As you can see, our winners span much of the globe, with two in Australia, one in England, and one in France. That's why it was important to us to not restrict the geographic reach of the contest. (We've now got our work cut out for us to fulfill these prizes in all those places, but that's our problem! We'll be working with the winners over the next few weeks to get that done.) This small contest is a snapshot of how well the web reaches beyond borders, letting users share information globally with ease.
So congratulations to all the winners, and thanks to everyone who has submitted 10.5 hints. Collectively, you have all helped create a huge collection of OS X 10.5 tips -- 442 and counting as of today -- in a very short amount of time. That's an average of just over five OS X 10.5 hints per day (seven days/week) since the product was released! Wow.
I have just posted a new poll about the MacBook Air and your purchase plans (or not) for the new machine. I had a (brief) chance to play with it on the show floor today, and it is one impressively light machine. Its not really a little machine -- other than the incredible thinness -- as its footprint is actually just a tiny bit larger than that of the MacBook.
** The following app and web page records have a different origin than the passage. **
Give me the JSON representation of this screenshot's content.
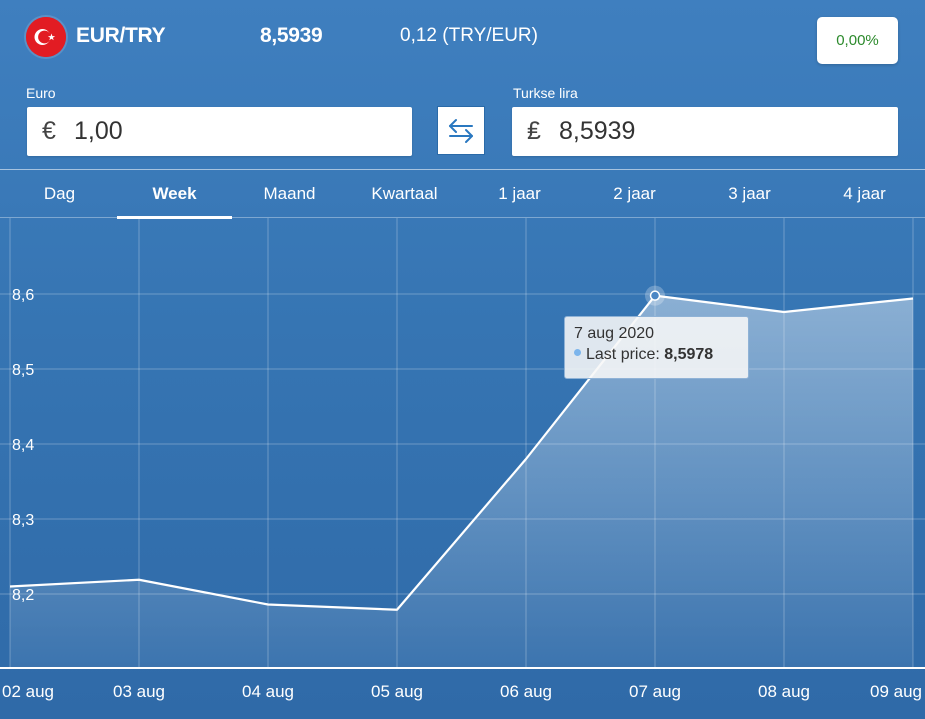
{
  "header": {
    "pair": "EUR/TRY",
    "rate": "8,5939",
    "inverse_rate": "0,12 (TRY/EUR)",
    "change": "0,00%",
    "flag_icon": "turkey-flag-icon"
  },
  "converter": {
    "from": {
      "label": "Euro",
      "symbol": "€",
      "value": "1,00"
    },
    "to": {
      "label": "Turkse lira",
      "symbol": "₤",
      "value": "8,5939"
    },
    "swap_icon": "swap-arrows-icon"
  },
  "tabs": [
    {
      "label": "Dag",
      "active": false
    },
    {
      "label": "Week",
      "active": true
    },
    {
      "label": "Maand",
      "active": false
    },
    {
      "label": "Kwartaal",
      "active": false
    },
    {
      "label": "1 jaar",
      "active": false
    },
    {
      "label": "2 jaar",
      "active": false
    },
    {
      "label": "3 jaar",
      "active": false
    },
    {
      "label": "4 jaar",
      "active": false
    }
  ],
  "tooltip": {
    "date": "7 aug 2020",
    "label": "Last price:",
    "value": "8,5978"
  },
  "colors": {
    "background": "#3675b3",
    "positive_change": "#2c8a2c",
    "tooltip_dot": "#7cb5ec"
  },
  "chart_data": {
    "type": "area",
    "x": [
      "02 aug",
      "03 aug",
      "04 aug",
      "05 aug",
      "06 aug",
      "07 aug",
      "08 aug",
      "09 aug"
    ],
    "y_ticks": [
      "8,2",
      "8,3",
      "8,4",
      "8,5",
      "8,6"
    ],
    "ylim": [
      8.13,
      8.7
    ],
    "series": [
      {
        "values": [
          8.21,
          8.219,
          8.186,
          8.179,
          8.38,
          8.5978,
          8.576,
          8.594
        ]
      }
    ],
    "grid": true,
    "legend": "none"
  }
}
The MacBook is 12.78" wide by 8.92" deep, and the Air is 12.80" by 8.94". So it's not going to be much easier to open in a seat in coach, but it'll be oh so much easier to carry (and in my opinion, its design makes all current Mac portables look quite dated).
Personally, I'm quite tempted by the machine, especially after seeing it in person -- using one is probably the most dangerous thing one can do to one's wallet. However, I don't think I'm ready for all of the version one tradeoffs, with the non-removable battery being at the top of that list. But how about you? Is there Air in your future? Vote and comment, and we'll see what everyone thinks...
We're now 11 days out from the Macworld Expo keynote, so I thought it'd be interesting to find out which product or service you most hope to see revealed at the keynote. Note that this is not supposed to measure what you think is most likely, but rather what you personally most want to see Apple reveal.
For me, it'd be the ultra-portable Mac ... I lamented the passing of the original PowerBook Duos, and I still use my 12" PowerBook G4 quite a bit, but it's getting quite slow by today's standards. So please, something in the three to four pound range, with a decently-sized high-res screen and reasonably fast CPUs would be wonderful...so that's where my vote went :).